The following is from the Office of Legislative Research

Regarding the changes to the small loan statutes, the bill, among other things, expands the scope of activities that require licensure and simplifies the definition of a “small loan,” which under the bill is any monetary loan or extension of credit, or the purchase of, or an advance of money on, a borrower’s future income where the amount or value is $15,000 or less and the Annual Percentage Rate (APR) is greater than 12%. It also converts the existing interest rate structure to an APR capped at the maximum 36% allowed under the federal Military Lending Act. It requires small loan licensure to be done through the Nationwide Mortgage Licensing System and Registry (NMLS or “the system”) and changes the license application fee structure and the length of time a license remains valid. It establishes permitted and prohibited licensee practices and loan provisions.

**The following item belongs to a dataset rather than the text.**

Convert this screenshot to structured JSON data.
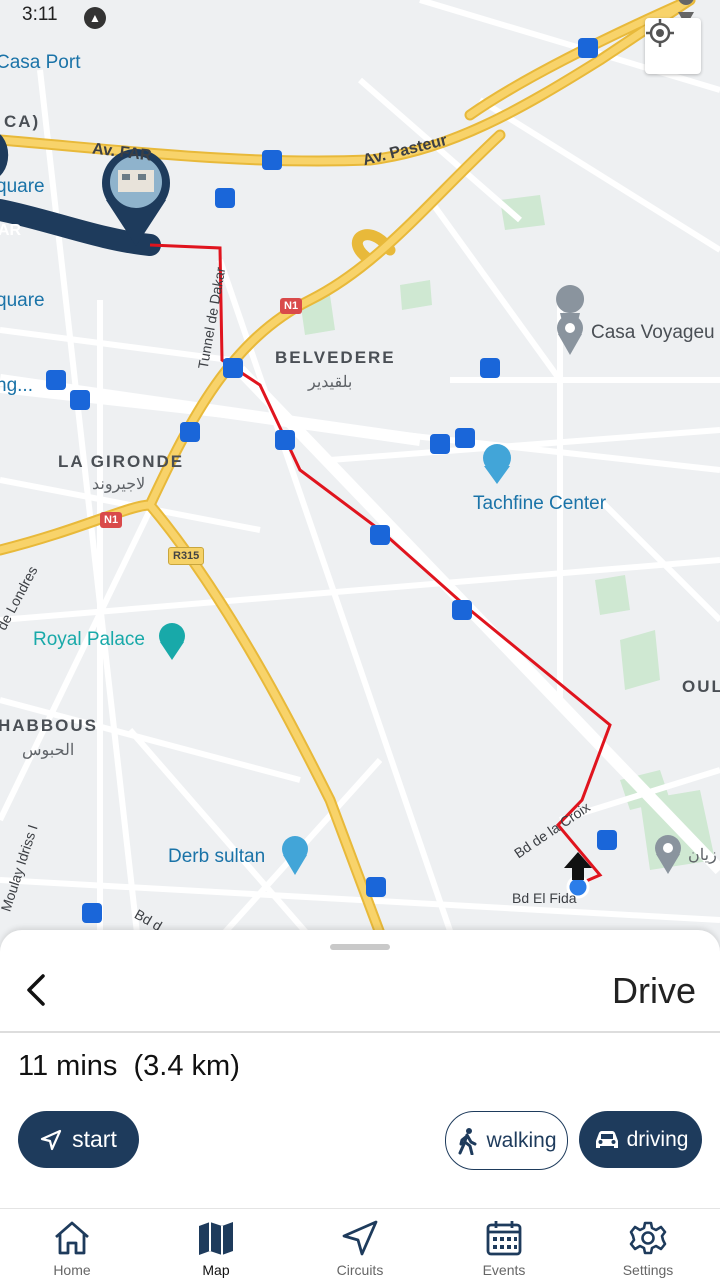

The most relevant provisions are the following, in Connecticut General Statutes 36a-555

  1.  It is a “small loan” under $15,000
  2.  Based on a “borrowers future income”
  3. The Annual percentage rate is capped at 36%



Further Connecticut General Statutes CGS 36a-566provides in part that

pursuant to section 36a-565, as amended by this act, no person shall, by any method, including, but not limited to, mail, telephone, Internet or other electronic means, unless exempt pursuant to section 36a-557, as amended by this act:

(1) Make a small loan to a Connecticut borrower;


Important things to note, this applies to

  1.  internet loans
  2. small loans to consumer borrowers and
  3.  appears to make a small loan unenforceable if there is no license by the lender

Attorney Robert M. Singer

Law Offices of Robert M. Singer, LLC

2572 Whitney Avenue

Hamden, CT  06518




Leave a Reply

Your email address will not be published. Required fields are marked *

This site uses Akismet to reduce spam. Learn how your comment data is processed.